Josh & JB

*Josh and JB Welch are two remarkable young people. They have already captured the attention of the television industry, having starred in their own show, “Josh and JB In The Industry,” a show that aired in 140 markets in the U.S. last year and was syndicated on CBS and ABC and aired in 29 countries.

“It starts with me and my younger brother Josh,” said JB, which is short for John Bronson. “Basically the dynamic of that was two brothers who are making their way in the music industry and it shows from us being in our house to travelling all over the states like to L.A. New York, and Hawaii. The next season (for tentative release in the fall) is going to be fun.”

The Welch family, which has resided in a small town in East San Diego County, Jamul, is the pride of the city. The brothers, with their sister Courtney, a champion horse rider, grew up with a fine sense of musicality.

“The family dynamic is really great because we’re all musically oriented,” said Josh.”Courtney used to play violin, I play bass guitar, JB plays guitar and we all do a little bit of keyboards, so we’ve always been able to throw together some little songs and stuff and have a lot of fun with it.”

But how is working with family members musically?  “He’s my older brother,” said Josh on working with JB “It’s a lot of fun working with JB.” Working together as a family, however seems to make the music even more special.
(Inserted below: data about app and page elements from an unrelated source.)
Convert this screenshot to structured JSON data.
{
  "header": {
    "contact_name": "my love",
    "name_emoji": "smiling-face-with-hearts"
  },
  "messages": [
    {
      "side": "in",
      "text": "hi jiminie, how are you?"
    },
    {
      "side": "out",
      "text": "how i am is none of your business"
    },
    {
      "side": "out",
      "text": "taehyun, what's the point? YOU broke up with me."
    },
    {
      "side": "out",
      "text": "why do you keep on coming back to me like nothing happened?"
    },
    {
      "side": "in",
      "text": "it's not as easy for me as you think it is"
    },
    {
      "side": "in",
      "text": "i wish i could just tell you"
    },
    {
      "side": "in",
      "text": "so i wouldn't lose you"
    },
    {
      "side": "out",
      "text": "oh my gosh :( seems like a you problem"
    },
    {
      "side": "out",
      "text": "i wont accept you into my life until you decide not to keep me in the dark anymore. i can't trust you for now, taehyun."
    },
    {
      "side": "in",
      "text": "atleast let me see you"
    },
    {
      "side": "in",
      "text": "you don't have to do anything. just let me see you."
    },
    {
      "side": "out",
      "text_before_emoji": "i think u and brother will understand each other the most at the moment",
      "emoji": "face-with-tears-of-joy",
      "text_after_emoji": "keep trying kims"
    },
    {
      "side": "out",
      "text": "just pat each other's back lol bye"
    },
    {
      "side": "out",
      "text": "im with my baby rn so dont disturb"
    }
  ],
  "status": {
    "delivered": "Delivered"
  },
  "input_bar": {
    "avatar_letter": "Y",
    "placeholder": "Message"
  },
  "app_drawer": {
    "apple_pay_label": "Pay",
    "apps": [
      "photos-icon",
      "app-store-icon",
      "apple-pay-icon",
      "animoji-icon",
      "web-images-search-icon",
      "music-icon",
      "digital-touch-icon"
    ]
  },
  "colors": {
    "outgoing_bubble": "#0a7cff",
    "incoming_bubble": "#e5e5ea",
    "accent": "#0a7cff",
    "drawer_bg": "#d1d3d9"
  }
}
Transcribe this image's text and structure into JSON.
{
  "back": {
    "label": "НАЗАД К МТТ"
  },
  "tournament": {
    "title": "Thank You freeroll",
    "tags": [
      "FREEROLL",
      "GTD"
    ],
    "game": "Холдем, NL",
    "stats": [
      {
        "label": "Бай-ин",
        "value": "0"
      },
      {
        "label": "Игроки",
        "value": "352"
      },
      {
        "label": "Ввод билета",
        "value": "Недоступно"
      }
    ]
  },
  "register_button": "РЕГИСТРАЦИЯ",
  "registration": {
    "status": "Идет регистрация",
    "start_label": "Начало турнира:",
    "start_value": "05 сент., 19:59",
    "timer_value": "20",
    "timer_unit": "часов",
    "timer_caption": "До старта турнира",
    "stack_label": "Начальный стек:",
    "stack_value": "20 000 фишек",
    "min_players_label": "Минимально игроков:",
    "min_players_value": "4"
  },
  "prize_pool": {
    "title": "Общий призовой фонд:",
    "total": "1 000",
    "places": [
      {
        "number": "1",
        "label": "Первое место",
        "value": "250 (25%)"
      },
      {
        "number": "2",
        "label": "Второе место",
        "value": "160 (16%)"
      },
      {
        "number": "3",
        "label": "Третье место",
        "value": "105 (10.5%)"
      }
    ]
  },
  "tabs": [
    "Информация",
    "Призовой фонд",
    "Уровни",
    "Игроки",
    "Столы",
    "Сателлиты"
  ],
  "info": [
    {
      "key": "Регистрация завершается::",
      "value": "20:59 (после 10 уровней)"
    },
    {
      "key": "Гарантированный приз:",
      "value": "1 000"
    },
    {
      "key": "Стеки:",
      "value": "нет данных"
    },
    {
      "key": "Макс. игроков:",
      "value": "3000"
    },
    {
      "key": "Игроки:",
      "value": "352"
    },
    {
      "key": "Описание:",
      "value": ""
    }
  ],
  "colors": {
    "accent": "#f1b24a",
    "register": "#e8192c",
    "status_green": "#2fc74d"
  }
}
“It’s really our roots,” said Josh.”It’s really great getting into music, to express yourself through music and you can write something that’s original. I think it’s just great to incorporate that into our show(TV), because that’s what we’ve been trying to do for so long, really getting our music out there so other people can hear it. I think it’s a great thing.”

Josh has listened to and inspired by some of the best bass players and performers of our time.

“There’s a lot of oldies out there. Bootsy Collins is really awesome. I’ve listened to a lot of old rock bands, too. There’s Victor Wooten, too (best known for his playing in the group Bela Fleck and The Flecktones.)  JB likes a lot of the classic guitar bands and rockers. “I love Van Halen, Hendrix, Dimebag Darryl and Lenny Kravitz inspired me a little with his technique.”

The young musicians started at an early age and realized they had the desire and talent to succeed. Josh started playing music at 10, and JB started, on the piano at the tender age of 9 and guitar at 14.

“That was the one instrument I got hooked on and I started singing shortly after that,” said JB. “I tried it and I basically liked it. So that’s basically what I do now is sing and play guitar.”

But there’s more to JB than music. The seemingly calm, centered JB holds a black belt in martial arts weapons.  He’s one of only three Samurai in martials arts in the U.S. and traveled to Japan to be taught by one of the masters of the art.

“I studied with one of the grandmasters, I was actually taught by one of the defenders for the Samurai,” he explains. “He’s 97 years old now. He was really inspirational, he has a lot of knowledge.”   

Josh and JB are working on their new project, which includes their hot new release “Dance Floor,” scheduled for imminent release.

“We’ve worked with some well known producers that have helped us along with it,” he said. Among the people that they collaborated with that helped them with their latest project include Tim Myers, formerly of One Republic, a writer for national advertising campaigns, including Target and Andrew (Drew) Lane, who produced the B5 version of the song “Get’Cha Head In Da Game,” on the “High School Musical” movie soundtrack and also co-produced and arranged B5’s “Shining Star” on Disney’s “Hannah Montana Soundtrack” CD and has worked with P Diddy. That single achieved double platinum status in less than 10 weeks on the Billboard 200 charts. With those producers and others, their upcoming release will be a smash. “It’s a huge production going on and we feel the song’s going to be a hit,” said JB. Josh feels that the chemistry was great in working with Myers.”It was like a couple of best friends in the studio working on a great project,” said Josh. “It really was fun. We connected in a lot of ways. He was down to earth and we look forward to working with him in the future.”

The young artists also have a refined sense of the music business industry. After all, they started their own record label, Junior Records, two years ago, when JB was 18 and Josh a mere 14 years old, which made them at the time, the youngest record executives in the industry.

“It all started out with an idea, just listening to one day and really wanting to get involved with that kind of thing and figuring out how it was done and produce it so it can get out on the air waves and stuff, “said Josh. “So working on that was really a great project to do and you can see a lot of that on the TV show.”

As you may know, starting a record label can be expensive and on the first season of their show (Josh and JB In The Industry) JB reveals their unorthodox way of raising funds.

“On the TV show in the first season, you’ll see that my sister-she’s a Champion Show rider,” he said. “And those horses, if they’re a champion, they can go anywhere from like 20,000 to 400,000 dollars. So what we did while my sister was on vacation, we kind of sold the horse to somebody to try to get a down payment up.” Josh made sure to let us know it was a temporary measure. “We got it back to her of course after we got the money to buy it back, so long story short, everything’s good now,” explained Josh, laughing. “I was mad at them at the time, but they got it back,” said Courtney. But how did they make it up to her? “They got me a new saddle,” laughed Courtney.

The Josh and JB In the Industry show is tentatively scheduled to be aired again in fall of 2010 for network TV.

“It’s filmed on location at our house, and shows what we do in our free time and all our talents and hobbies, so yes, I guess you’d call it reality,” explained JB when asked if the show is in the category of reality series.

But the young men will soon have to figure out all the success that inevitably will come their way. They always perform to screaming audiences and the public loves them.

“The audience really connects with us,” said Josh. And they should. After all, they are the next teen sensation. Visit their website at